* _Problem_
Every line of the records that holds the word "type" should be copied.

Website and app data records:

══════════════════════════════

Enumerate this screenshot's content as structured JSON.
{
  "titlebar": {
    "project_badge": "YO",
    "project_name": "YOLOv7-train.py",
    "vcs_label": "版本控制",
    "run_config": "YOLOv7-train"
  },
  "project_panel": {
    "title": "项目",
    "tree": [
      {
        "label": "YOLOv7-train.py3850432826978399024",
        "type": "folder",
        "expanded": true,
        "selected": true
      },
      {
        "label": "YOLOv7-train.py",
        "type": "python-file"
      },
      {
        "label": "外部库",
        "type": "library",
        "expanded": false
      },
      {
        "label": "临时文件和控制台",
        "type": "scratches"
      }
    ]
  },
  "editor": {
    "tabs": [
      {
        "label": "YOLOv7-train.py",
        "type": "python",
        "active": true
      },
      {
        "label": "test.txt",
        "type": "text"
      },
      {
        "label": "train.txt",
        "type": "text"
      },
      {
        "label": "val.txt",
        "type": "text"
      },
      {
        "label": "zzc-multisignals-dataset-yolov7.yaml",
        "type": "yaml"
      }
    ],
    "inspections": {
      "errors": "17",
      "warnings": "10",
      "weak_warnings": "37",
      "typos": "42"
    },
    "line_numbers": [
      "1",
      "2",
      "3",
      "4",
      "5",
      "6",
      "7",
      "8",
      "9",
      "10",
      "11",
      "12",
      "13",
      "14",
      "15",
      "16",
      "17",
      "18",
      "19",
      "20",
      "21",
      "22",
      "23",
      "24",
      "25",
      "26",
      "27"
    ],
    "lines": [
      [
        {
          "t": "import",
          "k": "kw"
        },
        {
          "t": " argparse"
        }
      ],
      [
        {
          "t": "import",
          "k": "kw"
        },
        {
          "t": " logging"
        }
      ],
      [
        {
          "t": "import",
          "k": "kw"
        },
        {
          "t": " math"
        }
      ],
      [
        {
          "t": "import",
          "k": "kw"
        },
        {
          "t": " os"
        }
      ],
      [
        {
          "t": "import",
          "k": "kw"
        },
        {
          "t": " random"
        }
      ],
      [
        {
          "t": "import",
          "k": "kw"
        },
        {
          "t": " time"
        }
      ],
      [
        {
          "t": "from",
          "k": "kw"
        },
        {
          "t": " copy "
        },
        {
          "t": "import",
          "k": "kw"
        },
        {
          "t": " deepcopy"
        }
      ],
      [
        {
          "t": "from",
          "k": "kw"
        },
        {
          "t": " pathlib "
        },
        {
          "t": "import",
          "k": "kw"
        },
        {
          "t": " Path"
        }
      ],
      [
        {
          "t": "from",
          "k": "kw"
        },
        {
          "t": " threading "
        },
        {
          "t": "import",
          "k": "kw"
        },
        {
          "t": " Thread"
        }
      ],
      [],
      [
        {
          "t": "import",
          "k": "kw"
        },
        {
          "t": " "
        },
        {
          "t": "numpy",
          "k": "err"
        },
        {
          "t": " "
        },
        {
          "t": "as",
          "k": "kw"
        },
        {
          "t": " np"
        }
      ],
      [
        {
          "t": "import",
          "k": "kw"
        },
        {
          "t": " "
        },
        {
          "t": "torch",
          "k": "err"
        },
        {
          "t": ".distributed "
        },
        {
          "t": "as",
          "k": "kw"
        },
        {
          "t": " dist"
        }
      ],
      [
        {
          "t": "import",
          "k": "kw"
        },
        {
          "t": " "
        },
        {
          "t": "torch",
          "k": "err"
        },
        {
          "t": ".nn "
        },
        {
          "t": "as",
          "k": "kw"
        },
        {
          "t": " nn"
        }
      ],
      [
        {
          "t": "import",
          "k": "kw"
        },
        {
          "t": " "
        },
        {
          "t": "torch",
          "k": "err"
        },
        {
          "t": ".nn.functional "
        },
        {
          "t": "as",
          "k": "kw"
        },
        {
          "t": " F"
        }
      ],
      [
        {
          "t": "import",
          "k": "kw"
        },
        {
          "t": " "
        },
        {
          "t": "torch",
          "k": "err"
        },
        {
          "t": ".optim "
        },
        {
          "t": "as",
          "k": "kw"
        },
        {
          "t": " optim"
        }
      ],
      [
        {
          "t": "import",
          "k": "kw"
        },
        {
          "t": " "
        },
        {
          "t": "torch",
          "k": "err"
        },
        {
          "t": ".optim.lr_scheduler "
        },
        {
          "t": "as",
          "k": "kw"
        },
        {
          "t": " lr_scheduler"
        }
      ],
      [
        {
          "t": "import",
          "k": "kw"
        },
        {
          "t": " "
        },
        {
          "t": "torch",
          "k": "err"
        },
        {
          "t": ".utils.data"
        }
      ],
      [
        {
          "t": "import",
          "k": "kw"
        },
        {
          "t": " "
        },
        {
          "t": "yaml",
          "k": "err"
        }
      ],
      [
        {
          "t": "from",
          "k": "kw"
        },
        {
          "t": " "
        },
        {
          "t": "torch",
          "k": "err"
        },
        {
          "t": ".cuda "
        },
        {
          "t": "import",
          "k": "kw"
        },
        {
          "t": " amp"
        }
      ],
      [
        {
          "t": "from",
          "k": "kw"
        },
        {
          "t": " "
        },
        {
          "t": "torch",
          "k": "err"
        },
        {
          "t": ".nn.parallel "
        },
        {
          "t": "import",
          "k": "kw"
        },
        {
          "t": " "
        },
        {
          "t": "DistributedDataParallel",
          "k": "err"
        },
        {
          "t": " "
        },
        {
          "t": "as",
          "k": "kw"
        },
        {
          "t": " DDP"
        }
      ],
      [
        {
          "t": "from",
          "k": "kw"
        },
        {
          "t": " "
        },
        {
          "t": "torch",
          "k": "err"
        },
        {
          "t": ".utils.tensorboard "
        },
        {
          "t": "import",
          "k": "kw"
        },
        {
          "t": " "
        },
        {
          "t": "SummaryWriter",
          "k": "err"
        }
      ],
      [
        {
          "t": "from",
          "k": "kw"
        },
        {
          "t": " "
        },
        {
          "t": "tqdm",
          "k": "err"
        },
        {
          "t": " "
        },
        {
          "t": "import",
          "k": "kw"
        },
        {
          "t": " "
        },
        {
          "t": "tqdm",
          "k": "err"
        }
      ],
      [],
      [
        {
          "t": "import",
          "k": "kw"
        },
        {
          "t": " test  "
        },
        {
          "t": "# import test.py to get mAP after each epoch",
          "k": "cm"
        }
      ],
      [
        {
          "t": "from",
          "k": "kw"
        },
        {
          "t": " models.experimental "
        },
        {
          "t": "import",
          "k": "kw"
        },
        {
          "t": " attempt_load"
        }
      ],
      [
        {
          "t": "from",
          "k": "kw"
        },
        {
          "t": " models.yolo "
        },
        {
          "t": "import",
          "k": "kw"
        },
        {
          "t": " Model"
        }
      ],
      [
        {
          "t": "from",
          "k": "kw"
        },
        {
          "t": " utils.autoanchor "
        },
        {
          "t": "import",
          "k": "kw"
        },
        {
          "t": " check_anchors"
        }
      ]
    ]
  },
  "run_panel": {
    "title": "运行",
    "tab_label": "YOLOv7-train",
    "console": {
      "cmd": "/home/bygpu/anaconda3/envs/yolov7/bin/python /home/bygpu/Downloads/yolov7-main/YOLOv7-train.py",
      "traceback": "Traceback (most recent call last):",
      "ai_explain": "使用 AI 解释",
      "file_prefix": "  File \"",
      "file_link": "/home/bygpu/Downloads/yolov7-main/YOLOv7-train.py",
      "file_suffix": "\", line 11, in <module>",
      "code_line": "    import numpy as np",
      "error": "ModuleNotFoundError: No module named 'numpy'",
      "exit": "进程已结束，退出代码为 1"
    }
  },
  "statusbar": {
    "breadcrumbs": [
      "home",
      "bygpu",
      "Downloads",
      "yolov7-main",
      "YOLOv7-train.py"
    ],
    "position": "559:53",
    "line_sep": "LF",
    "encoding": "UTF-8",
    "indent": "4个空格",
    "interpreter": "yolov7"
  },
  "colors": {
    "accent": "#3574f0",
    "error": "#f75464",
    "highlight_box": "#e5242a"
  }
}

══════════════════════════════

* _Finished task_
        "type": "folder",
        "type": "python-file"
        "type": "library",
        "type": "scratches"
        "type": "python",
        "type": "text"
        "type": "text"
        "type": "text"
        "type": "yaml"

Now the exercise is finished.